Another reason to consider contrarian investing is that it can help you capitalize on other investors' irrationality. When other investors sell in a panic, they may be selling valuable stocks. You can take advantage of this and buy quality stocks at a discount.
How to be a contrarian investor
If you're interested, there are a few things you need to know. First, you need to be able to identify undervalued stocks. This can be difficult, as there is no sure-fire way to do it. A good place to start is to look for stocks that have been downgraded by analysts or underperformed the market.
You also need to have a contrarian mindset. This means you must withstand short-term losses and be patient for long-term gains.
Finally, you need to have a good understanding of the companies you're investing in. Just because a stock is undervalued doesn't mean it's a good investment. You need to do your research to make sure you're buying a quality company at a bargain price.
In addition to being able to identify undervalued stocks, investors also look for what are known as "contrarian indicators." These are signals that a stock's price may be ready to change direction.
The put/call ratio is a popular contrarian indicator. This is the ratio of put options to call options. A high put/call ratio means there are more puts than calls, which is often seen as a sign that investors are bearish on the market. Investors may use this as a sign to buy, as they believe the market is about to turn around.
The Commitments of Traders (COT) report is published weekly and discloses positions held by institutional investors in various markets. The sentiment could be faded as a strategy.
Contrarians may also look at the "smart money flow index." This is a measure of how much "smart money" (i.e., institutional investors) flows into or out of a stock.
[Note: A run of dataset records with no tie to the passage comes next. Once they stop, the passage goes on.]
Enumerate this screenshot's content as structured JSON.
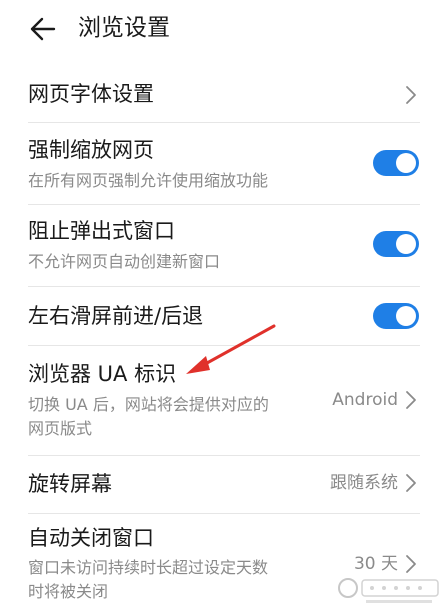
{
  "header": {
    "title": "浏览设置",
    "back_icon": "arrow-left-icon"
  },
  "settings": {
    "font": {
      "title": "网页字体设置"
    },
    "force_zoom": {
      "title": "强制缩放网页",
      "subtitle": "在所有网页强制允许使用缩放功能",
      "enabled": true
    },
    "block_popup": {
      "title": "阻止弹出式窗口",
      "subtitle": "不允许网页自动创建新窗口",
      "enabled": true
    },
    "swipe_nav": {
      "title": "左右滑屏前进/后退",
      "enabled": true
    },
    "ua": {
      "title": "浏览器 UA 标识",
      "subtitle_line1": "切换 UA 后，网站将会提供对应的",
      "subtitle_line2": "网页版式",
      "value": "Android"
    },
    "rotate": {
      "title": "旋转屏幕",
      "value": "跟随系统"
    },
    "auto_close": {
      "title": "自动关闭窗口",
      "subtitle_line1": "窗口未访问持续时长超过设定天数",
      "subtitle_line2": "时将被关闭",
      "value": "30 天"
    }
  },
  "colors": {
    "accent": "#1f7fe6",
    "annotation_arrow": "#e0312b"
  }
}
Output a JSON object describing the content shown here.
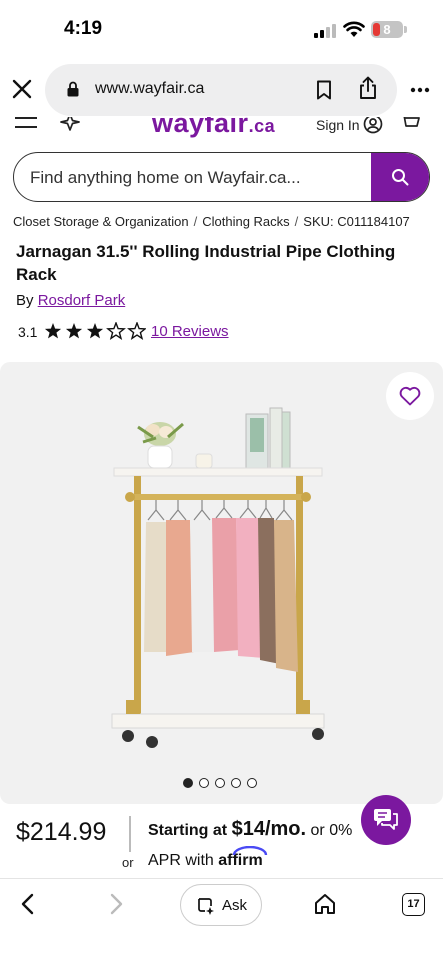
{
  "status_bar": {
    "time": "4:19",
    "battery_level": "8"
  },
  "browser": {
    "url": "www.wayfair.ca"
  },
  "site_header": {
    "logo_text": "wayfair",
    "logo_suffix": ".ca",
    "signin_label": "Sign In"
  },
  "search": {
    "placeholder": "Find anything home on Wayfair.ca..."
  },
  "breadcrumb": {
    "items": [
      "Closet Storage & Organization",
      "Clothing Racks"
    ],
    "sku": "SKU: C011184107"
  },
  "product": {
    "title": "Jarnagan 31.5'' Rolling Industrial Pipe Clothing Rack",
    "by_label": "By",
    "brand": "Rosdorf Park",
    "rating": "3.1",
    "rating_value": 3.1,
    "rating_max": 5,
    "reviews_label": "10 Reviews",
    "image_count": 5,
    "active_image": 1
  },
  "pricing": {
    "price": "$214.99",
    "or_label": "or",
    "starting_at": "Starting at",
    "monthly": "$14/mo.",
    "or_zero": "or 0%",
    "apr_with": "APR with",
    "affirm": "affirm"
  },
  "toolbar": {
    "ask_label": "Ask",
    "tab_count": "17"
  },
  "colors": {
    "brand_purple": "#7b189f",
    "image_bg": "#f1f1f1"
  }
}
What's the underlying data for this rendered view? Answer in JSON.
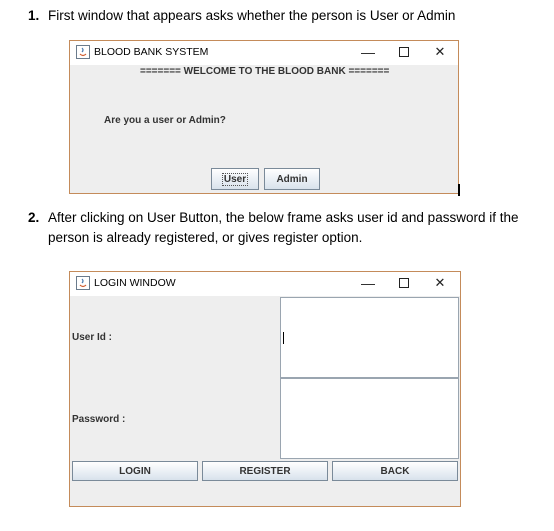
{
  "doc": {
    "step1": {
      "number": "1.",
      "text": "First window that appears asks whether the person is User or Admin"
    },
    "step2": {
      "number": "2.",
      "line1": "After clicking on User Button, the below frame asks user id and password if the",
      "line2": "person is already registered, or gives register option."
    }
  },
  "window1": {
    "title": "BLOOD BANK SYSTEM",
    "welcome": "======= WELCOME TO THE BLOOD BANK =======",
    "question": "Are you a user or Admin?",
    "user_button": "User",
    "admin_button": "Admin"
  },
  "window2": {
    "title": "LOGIN WINDOW",
    "userid_label": "User Id :",
    "userid_value": "",
    "password_label": "Password :",
    "password_value": "",
    "login_button": "LOGIN",
    "register_button": "REGISTER",
    "back_button": "BACK"
  },
  "window_controls": {
    "minimize": "—",
    "close": "✕"
  },
  "colors": {
    "window_border": "#c48b5a",
    "window_bg": "#eeeeee",
    "button_gradient_bottom": "#d8e2ec"
  },
  "icons": [
    "java-app-icon",
    "minimize-icon",
    "maximize-icon",
    "close-icon"
  ]
}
When the smart money flow index is below 50, more smart money is flowing out of the stock than is flowing in. This is seen as a bearish sign, and contrarians may use it to identify stocks that are about to go down.